We’re smack dab in the thick of the holiday season. You know what that means? Endless gatherings are upon us. As much fun as they can be, these massive gatherings are draining in general. As a person with a chronic illness, going to gatherings brings a new level of anxiety and stress. It’s like I’m forced to transform into this puppet or stepford wife spokesperson for chronic illness. I give PC answers for the most part but there are a tons of things unsaid to friends and family about chronic illness life. Here are a few of them:
1. Acknowledge but don’t obsess
I’ve found that I have 2 categories of friends and family. The first group totally ignores the fact that I have an illness. They don’t acknowledge it, don’t ask about my health or me at all. Maybe it’s because they don’t know WHAT to say. But hey, would it kill you to recognize the elephant in the room?
The second group are completely obsessed with my health. These are the people that make gatherings the most uncomfortable. It’s all they want to talk about but the questions feel more like interrogation than concern. They have their medical degrees from WebMD or Google University and have boatloads advice. Listen, I have an awesome team of doctors who have things under control. Relax please.
There may be a third group that falls in the middle but there aren’t enough people to say for sure.
2. Silence speaks louder than words
Don’t be concerned at the gathering (when you have an audience) if you don’t check in on me one on one. That’s just fake and I really don’t have time for that. Now I know that the phone works both ways and I’ve spoken about the loneliness of chronic illness before. But I’m quite a few years in the game and if you as my friend or family member don’t have some of the basics down by now that clearly shows you’re not truly interested.
3. No comparisons please
Friends and family without chronic illness, please stop the comparisons. I don’t want to hear the stories about a friend of yours with migraines and what they did. Nor do I want to talk about how someone else is in remission thanks to some miracle drug. And for the last time: my tired is not the same as your tired. When I say I’m tired, don’t remind me of my age and say I’m too young for that or how I’m not a mom so I don’t know real tired. Don’t downgrade my symptoms!
4. Believe half of what you see
Contrary to what you believe “well you don’t look sick” or “well you look good” is NOT really a compliment. You say I look good, but the truth is I’m just good at hiding my pain and my anguish. I am basically an emmy-deserving actress in the role of “healthy” person. It’s not that I want to pretend. I just don’t want to bring down the vibes of the room by allowing my outside to truly represent how I’m truly feeling.
5. My life isn’t my own
You know how when you have a baby, it’s no longer about you? The same goes for when you have a chronic illness. It’s dumb expensive to take care of and I will have it until I die. My illness is the boss. Some days its on its best behavior, others not so much. It deprives me of sleep and is constantly something I have to think about.
6. At the Same D@mn Time

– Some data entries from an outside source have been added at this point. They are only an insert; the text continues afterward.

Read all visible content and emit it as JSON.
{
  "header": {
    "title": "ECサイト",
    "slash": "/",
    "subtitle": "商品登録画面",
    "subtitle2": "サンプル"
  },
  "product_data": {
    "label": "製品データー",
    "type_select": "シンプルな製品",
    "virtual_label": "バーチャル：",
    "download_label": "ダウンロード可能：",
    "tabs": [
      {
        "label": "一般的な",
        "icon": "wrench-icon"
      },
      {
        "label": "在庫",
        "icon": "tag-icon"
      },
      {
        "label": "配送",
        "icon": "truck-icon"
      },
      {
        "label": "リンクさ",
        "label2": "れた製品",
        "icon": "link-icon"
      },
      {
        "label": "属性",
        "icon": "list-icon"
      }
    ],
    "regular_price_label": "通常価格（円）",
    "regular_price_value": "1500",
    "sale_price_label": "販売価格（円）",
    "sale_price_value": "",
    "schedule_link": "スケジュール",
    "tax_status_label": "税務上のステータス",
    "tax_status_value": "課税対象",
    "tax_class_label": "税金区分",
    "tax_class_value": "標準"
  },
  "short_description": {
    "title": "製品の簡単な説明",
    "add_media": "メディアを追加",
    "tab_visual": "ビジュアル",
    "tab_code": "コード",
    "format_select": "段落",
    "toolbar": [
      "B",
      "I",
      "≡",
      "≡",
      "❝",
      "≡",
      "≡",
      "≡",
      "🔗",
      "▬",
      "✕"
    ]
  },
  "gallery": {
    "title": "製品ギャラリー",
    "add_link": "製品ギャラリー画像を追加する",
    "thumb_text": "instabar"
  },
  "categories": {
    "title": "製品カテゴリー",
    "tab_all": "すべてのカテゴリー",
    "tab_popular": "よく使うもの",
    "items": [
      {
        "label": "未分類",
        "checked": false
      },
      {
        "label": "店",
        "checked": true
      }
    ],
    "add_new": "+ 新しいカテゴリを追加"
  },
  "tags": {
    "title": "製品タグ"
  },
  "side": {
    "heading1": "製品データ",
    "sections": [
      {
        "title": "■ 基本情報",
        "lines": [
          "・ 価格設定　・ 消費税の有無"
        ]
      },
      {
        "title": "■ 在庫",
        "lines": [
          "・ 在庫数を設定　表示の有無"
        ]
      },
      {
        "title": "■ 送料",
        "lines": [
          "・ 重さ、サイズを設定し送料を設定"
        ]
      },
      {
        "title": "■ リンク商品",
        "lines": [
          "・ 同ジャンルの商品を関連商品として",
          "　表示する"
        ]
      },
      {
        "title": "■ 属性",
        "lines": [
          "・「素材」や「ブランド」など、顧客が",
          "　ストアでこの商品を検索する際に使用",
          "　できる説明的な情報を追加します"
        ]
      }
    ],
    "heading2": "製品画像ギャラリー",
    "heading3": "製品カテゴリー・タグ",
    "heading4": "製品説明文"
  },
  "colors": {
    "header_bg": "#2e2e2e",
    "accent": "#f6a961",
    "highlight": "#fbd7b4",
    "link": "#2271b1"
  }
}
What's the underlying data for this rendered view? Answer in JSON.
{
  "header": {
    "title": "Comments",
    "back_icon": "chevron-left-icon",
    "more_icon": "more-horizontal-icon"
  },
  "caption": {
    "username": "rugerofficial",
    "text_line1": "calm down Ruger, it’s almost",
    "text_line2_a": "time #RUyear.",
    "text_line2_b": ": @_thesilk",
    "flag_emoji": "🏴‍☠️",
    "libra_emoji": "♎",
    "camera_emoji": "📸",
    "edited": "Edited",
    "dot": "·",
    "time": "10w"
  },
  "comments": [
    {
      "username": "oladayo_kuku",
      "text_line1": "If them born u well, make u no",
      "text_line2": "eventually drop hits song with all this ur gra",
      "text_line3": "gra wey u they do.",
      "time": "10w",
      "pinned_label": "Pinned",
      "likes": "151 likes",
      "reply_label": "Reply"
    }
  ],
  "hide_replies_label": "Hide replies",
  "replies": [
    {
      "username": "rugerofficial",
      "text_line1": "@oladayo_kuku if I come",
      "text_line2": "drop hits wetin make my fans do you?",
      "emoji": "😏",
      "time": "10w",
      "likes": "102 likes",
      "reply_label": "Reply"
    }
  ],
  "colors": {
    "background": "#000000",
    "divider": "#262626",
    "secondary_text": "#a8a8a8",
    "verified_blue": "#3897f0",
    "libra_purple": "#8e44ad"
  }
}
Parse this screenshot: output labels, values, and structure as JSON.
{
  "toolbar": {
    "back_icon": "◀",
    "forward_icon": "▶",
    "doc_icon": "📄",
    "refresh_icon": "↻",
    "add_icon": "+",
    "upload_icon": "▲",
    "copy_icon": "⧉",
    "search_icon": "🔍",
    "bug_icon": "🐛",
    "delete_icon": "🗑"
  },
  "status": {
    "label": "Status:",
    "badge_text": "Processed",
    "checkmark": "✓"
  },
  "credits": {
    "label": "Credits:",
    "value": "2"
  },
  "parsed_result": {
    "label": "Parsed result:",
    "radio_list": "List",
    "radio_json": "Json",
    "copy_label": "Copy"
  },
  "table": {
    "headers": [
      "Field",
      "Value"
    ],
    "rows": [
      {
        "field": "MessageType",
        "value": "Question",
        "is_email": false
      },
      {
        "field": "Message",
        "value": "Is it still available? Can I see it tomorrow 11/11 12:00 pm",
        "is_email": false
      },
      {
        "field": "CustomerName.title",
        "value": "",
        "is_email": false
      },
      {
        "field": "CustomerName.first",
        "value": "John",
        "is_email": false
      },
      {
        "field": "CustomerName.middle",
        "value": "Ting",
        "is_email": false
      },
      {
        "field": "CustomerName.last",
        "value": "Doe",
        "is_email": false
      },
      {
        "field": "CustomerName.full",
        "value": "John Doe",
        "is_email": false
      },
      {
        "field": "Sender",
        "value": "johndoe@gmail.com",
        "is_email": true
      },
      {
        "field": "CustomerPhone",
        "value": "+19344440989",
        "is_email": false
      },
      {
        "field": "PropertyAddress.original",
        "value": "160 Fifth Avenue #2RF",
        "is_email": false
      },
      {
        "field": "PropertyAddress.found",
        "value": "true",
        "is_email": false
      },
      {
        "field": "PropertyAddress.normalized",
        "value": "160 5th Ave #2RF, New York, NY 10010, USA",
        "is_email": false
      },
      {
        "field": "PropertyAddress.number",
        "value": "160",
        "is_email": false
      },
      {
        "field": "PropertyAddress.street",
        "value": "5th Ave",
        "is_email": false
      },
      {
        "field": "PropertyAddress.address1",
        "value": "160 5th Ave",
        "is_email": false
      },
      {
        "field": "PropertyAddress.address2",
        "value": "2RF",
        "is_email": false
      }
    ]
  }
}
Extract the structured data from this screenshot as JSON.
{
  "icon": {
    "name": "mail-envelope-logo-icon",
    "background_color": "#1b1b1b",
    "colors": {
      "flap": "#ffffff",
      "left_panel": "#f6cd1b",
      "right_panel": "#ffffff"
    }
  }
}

I’m allowed to live life and be ill. Can’t believe people think I’m just supposed to be sick and shut in all the time. First and foremost, it’s seldom that I do exciting things anymore. And on the rare occasion that I go out and have a little fun, don’t be the fun police telling me what I should and should not be doing or think I’m faking because I went out and enjoyed myself. I mean my God. Since when is fun a capital crime? Oh and please know that anytime I go out, my chronic illness will make me pay for it later.
7. No guilt zone
I’m doing the best I can on all accords. If I miss a function that I said I want to go to, it’s because I couldn’t make it. I didn’t feel up to it that day. I’m taking my meds and going to my doctor appointments. The expectations you place on me and the potential to disappoint cause stress and stress is a trigger for me.
8. KTSE: Keep the same energy
Can we be normal? Treat me the same way you did before my diagnosis. Call me to chat. Invite me to hang out. Chronic Illness life is lonely man. If you want to help me in anyway, just be normal with slight modification for my chronic illness.
Now I know I probably won’t really say these things to my friends and family because I don’t want to hurt their feelings. But I want to. Maybe the reason I get so frustrated at the functions is because I haven’t said these things. I’ve always been better at written expression than verbal expression (hence why I started blogging). But part of good self care is implementing boundaries and articulating needs. So I’m hoping to take my own advice this coming year and let them know how I feel.